▶ [WHAT YOU ARE ASKED TO DO]
Write each of the records out again exactly.
Start of Block
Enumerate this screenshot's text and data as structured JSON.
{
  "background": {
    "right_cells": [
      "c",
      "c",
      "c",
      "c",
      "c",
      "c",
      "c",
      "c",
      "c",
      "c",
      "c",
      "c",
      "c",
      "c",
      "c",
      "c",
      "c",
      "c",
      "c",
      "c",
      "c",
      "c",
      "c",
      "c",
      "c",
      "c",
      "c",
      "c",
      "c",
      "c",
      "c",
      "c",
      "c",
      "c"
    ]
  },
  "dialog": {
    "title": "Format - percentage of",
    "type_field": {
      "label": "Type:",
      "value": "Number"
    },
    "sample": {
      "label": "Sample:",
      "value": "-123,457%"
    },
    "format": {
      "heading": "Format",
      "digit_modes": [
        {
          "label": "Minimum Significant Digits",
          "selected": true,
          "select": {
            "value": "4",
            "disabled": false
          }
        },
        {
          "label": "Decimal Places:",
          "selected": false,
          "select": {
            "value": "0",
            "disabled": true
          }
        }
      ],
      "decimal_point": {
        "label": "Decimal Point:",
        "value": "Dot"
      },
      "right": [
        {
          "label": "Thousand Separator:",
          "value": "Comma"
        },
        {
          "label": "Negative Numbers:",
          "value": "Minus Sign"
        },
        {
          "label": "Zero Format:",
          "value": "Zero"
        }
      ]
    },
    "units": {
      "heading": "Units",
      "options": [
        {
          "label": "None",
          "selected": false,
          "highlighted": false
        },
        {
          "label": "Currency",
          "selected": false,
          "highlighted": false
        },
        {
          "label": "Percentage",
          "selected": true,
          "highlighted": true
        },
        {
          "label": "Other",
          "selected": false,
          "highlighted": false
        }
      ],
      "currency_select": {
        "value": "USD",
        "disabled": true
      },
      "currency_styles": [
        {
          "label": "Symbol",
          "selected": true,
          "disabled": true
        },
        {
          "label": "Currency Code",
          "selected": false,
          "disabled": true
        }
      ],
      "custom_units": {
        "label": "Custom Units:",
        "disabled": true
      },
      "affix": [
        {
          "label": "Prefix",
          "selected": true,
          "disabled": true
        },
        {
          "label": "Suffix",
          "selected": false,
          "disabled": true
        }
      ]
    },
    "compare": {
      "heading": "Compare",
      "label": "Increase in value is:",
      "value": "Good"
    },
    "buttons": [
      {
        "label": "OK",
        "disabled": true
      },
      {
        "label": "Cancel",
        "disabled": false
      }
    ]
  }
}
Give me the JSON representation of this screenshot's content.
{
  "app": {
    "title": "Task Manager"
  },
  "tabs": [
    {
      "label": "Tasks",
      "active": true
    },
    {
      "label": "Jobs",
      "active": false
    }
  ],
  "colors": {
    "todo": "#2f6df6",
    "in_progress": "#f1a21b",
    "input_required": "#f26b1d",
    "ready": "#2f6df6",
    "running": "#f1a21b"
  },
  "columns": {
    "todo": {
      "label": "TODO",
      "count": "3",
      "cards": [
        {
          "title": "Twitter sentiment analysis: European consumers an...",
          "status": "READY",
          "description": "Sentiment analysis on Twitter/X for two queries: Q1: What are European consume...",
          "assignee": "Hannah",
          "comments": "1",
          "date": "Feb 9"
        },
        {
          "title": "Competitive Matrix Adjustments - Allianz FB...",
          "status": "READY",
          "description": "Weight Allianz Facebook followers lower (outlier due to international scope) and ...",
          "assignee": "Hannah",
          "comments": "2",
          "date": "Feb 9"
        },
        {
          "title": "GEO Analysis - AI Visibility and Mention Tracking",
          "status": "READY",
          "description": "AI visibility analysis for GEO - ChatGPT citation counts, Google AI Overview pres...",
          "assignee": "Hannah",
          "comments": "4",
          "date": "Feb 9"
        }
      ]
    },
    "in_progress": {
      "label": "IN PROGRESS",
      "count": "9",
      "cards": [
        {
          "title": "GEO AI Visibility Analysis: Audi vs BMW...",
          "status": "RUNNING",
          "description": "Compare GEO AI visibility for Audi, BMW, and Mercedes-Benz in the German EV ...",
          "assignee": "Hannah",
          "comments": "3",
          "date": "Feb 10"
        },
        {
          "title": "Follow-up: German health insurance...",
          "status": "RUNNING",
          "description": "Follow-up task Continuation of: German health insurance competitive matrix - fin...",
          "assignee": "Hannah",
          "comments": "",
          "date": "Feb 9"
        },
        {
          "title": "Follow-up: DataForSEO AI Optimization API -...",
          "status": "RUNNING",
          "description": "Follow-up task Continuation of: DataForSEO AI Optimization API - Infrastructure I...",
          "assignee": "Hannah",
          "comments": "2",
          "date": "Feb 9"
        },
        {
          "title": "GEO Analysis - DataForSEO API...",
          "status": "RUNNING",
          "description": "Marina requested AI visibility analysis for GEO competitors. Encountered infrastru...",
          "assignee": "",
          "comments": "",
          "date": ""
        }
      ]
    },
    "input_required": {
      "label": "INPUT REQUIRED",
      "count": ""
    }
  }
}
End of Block
▶ [SOLVED PROBLEM]
Enumerate this screenshot's text and data as structured JSON.
{
  "background": {
    "right_cells": [
      "c",
      "c",
      "c",
      "c",
      "c",
      "c",
      "c",
      "c",
      "c",
      "c",
      "c",
      "c",
      "c",
      "c",
      "c",
      "c",
      "c",
      "c",
      "c",
      "c",
      "c",
      "c",
      "c",
      "c",
      "c",
      "c",
      "c",
      "c",
      "c",
      "c",
      "c",
      "c",
      "c",
      "c"
    ]
  },
  "dialog": {
    "title": "Format - percentage of",
    "type_field": {
      "label": "Type:",
      "value": "Number"
    },
    "sample": {
      "label": "Sample:",
      "value": "-123,457%"
    },
    "format": {
      "heading": "Format",
      "digit_modes": [
        {
          "label": "Minimum Significant Digits",
          "selected": true,
          "select": {
            "value": "4",
            "disabled": false
          }
        },
        {
          "label": "Decimal Places:",
          "selected": false,
          "select": {
            "value": "0",
            "disabled": true
          }
        }
      ],
      "decimal_point": {
        "label": "Decimal Point:",
        "value": "Dot"
      },
      "right": [
        {
          "label": "Thousand Separator:",
          "value": "Comma"
        },
        {
          "label": "Negative Numbers:",
          "value": "Minus Sign"
        },
        {
          "label": "Zero Format:",
          "value": "Zero"
        }
      ]
    },
    "units": {
      "heading": "Units",
      "options": [
        {
          "label": "None",
          "selected": false,
          "highlighted": false
        },
        {
          "label": "Currency",
          "selected": false,
          "highlighted": false
        },
        {
          "label": "Percentage",
          "selected": true,
          "highlighted": true
        },
        {
          "label": "Other",
          "selected": false,
          "highlighted": false
        }
      ],
      "currency_select": {
        "value": "USD",
        "disabled": true
      },
      "currency_styles": [
        {
          "label": "Symbol",
          "selected": true,
          "disabled": true
        },
        {
          "label": "Currency Code",
          "selected": false,
          "disabled": true
        }
      ],
      "custom_units": {
        "label": "Custom Units:",
        "disabled": true
      },
      "affix": [
        {
          "label": "Prefix",
          "selected": true,
          "disabled": true
        },
        {
          "label": "Suffix",
          "selected": false,
          "disabled": true
        }
      ]
    },
    "compare": {
      "heading": "Compare",
      "label": "Increase in value is:",
      "value": "Good"
    },
    "buttons": [
      {
        "label": "OK",
        "disabled": true
      },
      {
        "label": "Cancel",
        "disabled": false
      }
    ]
  }
}
Give me the JSON representation of this screenshot's content.
{
  "app": {
    "title": "Task Manager"
  },
  "tabs": [
    {
      "label": "Tasks",
      "active": true
    },
    {
      "label": "Jobs",
      "active": false
    }
  ],
  "colors": {
    "todo": "#2f6df6",
    "in_progress": "#f1a21b",
    "input_required": "#f26b1d",
    "ready": "#2f6df6",
    "running": "#f1a21b"
  },
  "columns": {
    "todo": {
      "label": "TODO",
      "count": "3",
      "cards": [
        {
          "title": "Twitter sentiment analysis: European consumers an...",
          "status": "READY",
          "description": "Sentiment analysis on Twitter/X for two queries: Q1: What are European consume...",
          "assignee": "Hannah",
          "comments": "1",
          "date": "Feb 9"
        },
        {
          "title": "Competitive Matrix Adjustments - Allianz FB...",
          "status": "READY",
          "description": "Weight Allianz Facebook followers lower (outlier due to international scope) and ...",
          "assignee": "Hannah",
          "comments": "2",
          "date": "Feb 9"
        },
        {
          "title": "GEO Analysis - AI Visibility and Mention Tracking",
          "status": "READY",
          "description": "AI visibility analysis for GEO - ChatGPT citation counts, Google AI Overview pres...",
          "assignee": "Hannah",
          "comments": "4",
          "date": "Feb 9"
        }
      ]
    },
    "in_progress": {
      "label": "IN PROGRESS",
      "count": "9",
      "cards": [
        {
          "title": "GEO AI Visibility Analysis: Audi vs BMW...",
          "status": "RUNNING",
          "description": "Compare GEO AI visibility for Audi, BMW, and Mercedes-Benz in the German EV ...",
          "assignee": "Hannah",
          "comments": "3",
          "date": "Feb 10"
        },
        {
          "title": "Follow-up: German health insurance...",
          "status": "RUNNING",
          "description": "Follow-up task Continuation of: German health insurance competitive matrix - fin...",
          "assignee": "Hannah",
          "comments": "",
          "date": "Feb 9"
        },
        {
          "title": "Follow-up: DataForSEO AI Optimization API -...",
          "status": "RUNNING",
          "description": "Follow-up task Continuation of: DataForSEO AI Optimization API - Infrastructure I...",
          "assignee": "Hannah",
          "comments": "2",
          "date": "Feb 9"
        },
        {
          "title": "GEO Analysis - DataForSEO API...",
          "status": "RUNNING",
          "description": "Marina requested AI visibility analysis for GEO competitors. Encountered infrastru...",
          "assignee": "",
          "comments": "",
          "date": ""
        }
      ]
    },
    "input_required": {
      "label": "INPUT REQUIRED",
      "count": ""
    }
  }
}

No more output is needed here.